• Your assignment: Restate the records below exactly. Pictures are not part of the copy.

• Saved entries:
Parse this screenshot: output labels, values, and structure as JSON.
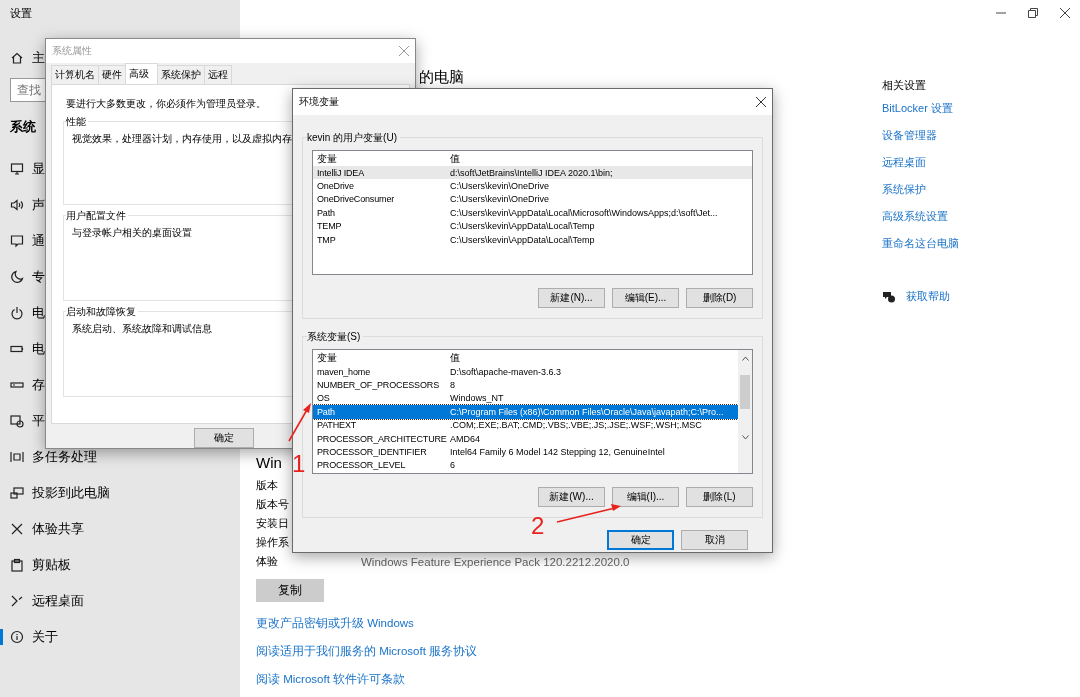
{
  "settings": {
    "title": "设置",
    "sidebar": {
      "home": "主",
      "search": {
        "placeholder": "查找"
      },
      "section": "系统",
      "items": [
        {
          "label": "显",
          "kind": "display",
          "selected": false
        },
        {
          "label": "声",
          "kind": "sound",
          "selected": false
        },
        {
          "label": "通",
          "kind": "notify",
          "selected": false
        },
        {
          "label": "专",
          "kind": "moon",
          "selected": false
        },
        {
          "label": "电",
          "kind": "power",
          "selected": false
        },
        {
          "label": "电",
          "kind": "battery",
          "selected": false
        },
        {
          "label": "存",
          "kind": "storage",
          "selected": false
        },
        {
          "label": "平",
          "kind": "tablet",
          "selected": false
        },
        {
          "label": "多任务处理",
          "kind": "multitask",
          "selected": false
        },
        {
          "label": "投影到此电脑",
          "kind": "project",
          "selected": false
        },
        {
          "label": "体验共享",
          "kind": "share",
          "selected": false
        },
        {
          "label": "剪贴板",
          "kind": "clipboard",
          "selected": false
        },
        {
          "label": "远程桌面",
          "kind": "remote",
          "selected": false
        },
        {
          "label": "关于",
          "kind": "info",
          "selected": true
        }
      ]
    },
    "main": {
      "heading": "的电脑",
      "spec_heading": "Win",
      "specs": [
        {
          "label": "版本"
        },
        {
          "label": "版本号"
        },
        {
          "label": "安装日"
        },
        {
          "label": "操作系"
        },
        {
          "label": "体验",
          "value": "Windows Feature Experience Pack 120.2212.2020.0"
        }
      ],
      "copy_button": "复制",
      "links": [
        "更改产品密钥或升级 Windows",
        "阅读适用于我们服务的 Microsoft 服务协议",
        "阅读 Microsoft 软件许可条款"
      ]
    },
    "related": {
      "title": "相关设置",
      "links": [
        "BitLocker 设置",
        "设备管理器",
        "远程桌面",
        "系统保护",
        "高级系统设置",
        "重命名这台电脑"
      ],
      "help": "获取帮助"
    }
  },
  "system_properties": {
    "title": "系统属性",
    "tabs": [
      {
        "label": "计算机名",
        "selected": false
      },
      {
        "label": "硬件",
        "selected": false
      },
      {
        "label": "高级",
        "selected": true
      },
      {
        "label": "系统保护",
        "selected": false
      },
      {
        "label": "远程",
        "selected": false
      }
    ],
    "notice": "要进行大多数更改，你必须作为管理员登录。",
    "groups": [
      {
        "title": "性能",
        "text": "视觉效果，处理器计划，内存使用，以及虚拟内存"
      },
      {
        "title": "用户配置文件",
        "text": "与登录帐户相关的桌面设置"
      },
      {
        "title": "启动和故障恢复",
        "text": "系统启动、系统故障和调试信息"
      }
    ],
    "buttons": [
      "确定"
    ]
  },
  "environment_variables": {
    "title": "环境变量",
    "user_vars": {
      "title": "kevin 的用户变量(U)",
      "columns": [
        "变量",
        "值"
      ],
      "rows": [
        {
          "name": "IntelliJ IDEA",
          "value": "d:\\soft\\JetBrains\\IntelliJ IDEA 2020.1\\bin;",
          "selected": true
        },
        {
          "name": "OneDrive",
          "value": "C:\\Users\\kevin\\OneDrive",
          "selected": false
        },
        {
          "name": "OneDriveConsumer",
          "value": "C:\\Users\\kevin\\OneDrive",
          "selected": false
        },
        {
          "name": "Path",
          "value": "C:\\Users\\kevin\\AppData\\Local\\Microsoft\\WindowsApps;d:\\soft\\Jet...",
          "selected": false
        },
        {
          "name": "TEMP",
          "value": "C:\\Users\\kevin\\AppData\\Local\\Temp",
          "selected": false
        },
        {
          "name": "TMP",
          "value": "C:\\Users\\kevin\\AppData\\Local\\Temp",
          "selected": false
        }
      ],
      "buttons": [
        "新建(N)...",
        "编辑(E)...",
        "删除(D)"
      ]
    },
    "system_vars": {
      "title": "系统变量(S)",
      "columns": [
        "变量",
        "值"
      ],
      "rows": [
        {
          "name": "maven_home",
          "value": "D:\\soft\\apache-maven-3.6.3",
          "selected": false
        },
        {
          "name": "NUMBER_OF_PROCESSORS",
          "value": "8",
          "selected": false
        },
        {
          "name": "OS",
          "value": "Windows_NT",
          "selected": false
        },
        {
          "name": "Path",
          "value": "C:\\Program Files (x86)\\Common Files\\Oracle\\Java\\javapath;C:\\Pro...",
          "selected": true
        },
        {
          "name": "PATHEXT",
          "value": ".COM;.EXE;.BAT;.CMD;.VBS;.VBE;.JS;.JSE;.WSF;.WSH;.MSC",
          "selected": false
        },
        {
          "name": "PROCESSOR_ARCHITECTURE",
          "value": "AMD64",
          "selected": false
        },
        {
          "name": "PROCESSOR_IDENTIFIER",
          "value": "Intel64 Family 6 Model 142 Stepping 12, GenuineIntel",
          "selected": false
        },
        {
          "name": "PROCESSOR_LEVEL",
          "value": "6",
          "selected": false
        }
      ],
      "buttons": [
        "新建(W)...",
        "编辑(I)...",
        "删除(L)"
      ]
    },
    "buttons": [
      "确定",
      "取消"
    ]
  },
  "annotations": [
    {
      "label": "1"
    },
    {
      "label": "2"
    }
  ]
}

• Result of this exercise:
Parse this screenshot: output labels, values, and structure as JSON.
{
  "settings": {
    "title": "设置",
    "sidebar": {
      "home": "主",
      "search": {
        "placeholder": "查找"
      },
      "section": "系统",
      "items": [
        {
          "label": "显",
          "kind": "display",
          "selected": false
        },
        {
          "label": "声",
          "kind": "sound",
          "selected": false
        },
        {
          "label": "通",
          "kind": "notify",
          "selected": false
        },
        {
          "label": "专",
          "kind": "moon",
          "selected": false
        },
        {
          "label": "电",
          "kind": "power",
          "selected": false
        },
        {
          "label": "电",
          "kind": "battery",
          "selected": false
        },
        {
          "label": "存",
          "kind": "storage",
          "selected": false
        },
        {
          "label": "平",
          "kind": "tablet",
          "selected": false
        },
        {
          "label": "多任务处理",
          "kind": "multitask",
          "selected": false
        },
        {
          "label": "投影到此电脑",
          "kind": "project",
          "selected": false
        },
        {
          "label": "体验共享",
          "kind": "share",
          "selected": false
        },
        {
          "label": "剪贴板",
          "kind": "clipboard",
          "selected": false
        },
        {
          "label": "远程桌面",
          "kind": "remote",
          "selected": false
        },
        {
          "label": "关于",
          "kind": "info",
          "selected": true
        }
      ]
    },
    "main": {
      "heading": "的电脑",
      "spec_heading": "Win",
      "specs": [
        {
          "label": "版本"
        },
        {
          "label": "版本号"
        },
        {
          "label": "安装日"
        },
        {
          "label": "操作系"
        },
        {
          "label": "体验",
          "value": "Windows Feature Experience Pack 120.2212.2020.0"
        }
      ],
      "copy_button": "复制",
      "links": [
        "更改产品密钥或升级 Windows",
        "阅读适用于我们服务的 Microsoft 服务协议",
        "阅读 Microsoft 软件许可条款"
      ]
    },
    "related": {
      "title": "相关设置",
      "links": [
        "BitLocker 设置",
        "设备管理器",
        "远程桌面",
        "系统保护",
        "高级系统设置",
        "重命名这台电脑"
      ],
      "help": "获取帮助"
    }
  },
  "system_properties": {
    "title": "系统属性",
    "tabs": [
      {
        "label": "计算机名",
        "selected": false
      },
      {
        "label": "硬件",
        "selected": false
      },
      {
        "label": "高级",
        "selected": true
      },
      {
        "label": "系统保护",
        "selected": false
      },
      {
        "label": "远程",
        "selected": false
      }
    ],
    "notice": "要进行大多数更改，你必须作为管理员登录。",
    "groups": [
      {
        "title": "性能",
        "text": "视觉效果，处理器计划，内存使用，以及虚拟内存"
      },
      {
        "title": "用户配置文件",
        "text": "与登录帐户相关的桌面设置"
      },
      {
        "title": "启动和故障恢复",
        "text": "系统启动、系统故障和调试信息"
      }
    ],
    "buttons": [
      "确定"
    ]
  },
  "environment_variables": {
    "title": "环境变量",
    "user_vars": {
      "title": "kevin 的用户变量(U)",
      "columns": [
        "变量",
        "值"
      ],
      "rows": [
        {
          "name": "IntelliJ IDEA",
          "value": "d:\\soft\\JetBrains\\IntelliJ IDEA 2020.1\\bin;",
          "selected": true
        },
        {
          "name": "OneDrive",
          "value": "C:\\Users\\kevin\\OneDrive",
          "selected": false
        },
        {
          "name": "OneDriveConsumer",
          "value": "C:\\Users\\kevin\\OneDrive",
          "selected": false
        },
        {
          "name": "Path",
          "value": "C:\\Users\\kevin\\AppData\\Local\\Microsoft\\WindowsApps;d:\\soft\\Jet...",
          "selected": false
        },
        {
          "name": "TEMP",
          "value": "C:\\Users\\kevin\\AppData\\Local\\Temp",
          "selected": false
        },
        {
          "name": "TMP",
          "value": "C:\\Users\\kevin\\AppData\\Local\\Temp",
          "selected": false
        }
      ],
      "buttons": [
        "新建(N)...",
        "编辑(E)...",
        "删除(D)"
      ]
    },
    "system_vars": {
      "title": "系统变量(S)",
      "columns": [
        "变量",
        "值"
      ],
      "rows": [
        {
          "name": "maven_home",
          "value": "D:\\soft\\apache-maven-3.6.3",
          "selected": false
        },
        {
          "name": "NUMBER_OF_PROCESSORS",
          "value": "8",
          "selected": false
        },
        {
          "name": "OS",
          "value": "Windows_NT",
          "selected": false
        },
        {
          "name": "Path",
          "value": "C:\\Program Files (x86)\\Common Files\\Oracle\\Java\\javapath;C:\\Pro...",
          "selected": true
        },
        {
          "name": "PATHEXT",
          "value": ".COM;.EXE;.BAT;.CMD;.VBS;.VBE;.JS;.JSE;.WSF;.WSH;.MSC",
          "selected": false
        },
        {
          "name": "PROCESSOR_ARCHITECTURE",
          "value": "AMD64",
          "selected": false
        },
        {
          "name": "PROCESSOR_IDENTIFIER",
          "value": "Intel64 Family 6 Model 142 Stepping 12, GenuineIntel",
          "selected": false
        },
        {
          "name": "PROCESSOR_LEVEL",
          "value": "6",
          "selected": false
        }
      ],
      "buttons": [
        "新建(W)...",
        "编辑(I)...",
        "删除(L)"
      ]
    },
    "buttons": [
      "确定",
      "取消"
    ]
  },
  "annotations": [
    {
      "label": "1"
    },
    {
      "label": "2"
    }
  ]
}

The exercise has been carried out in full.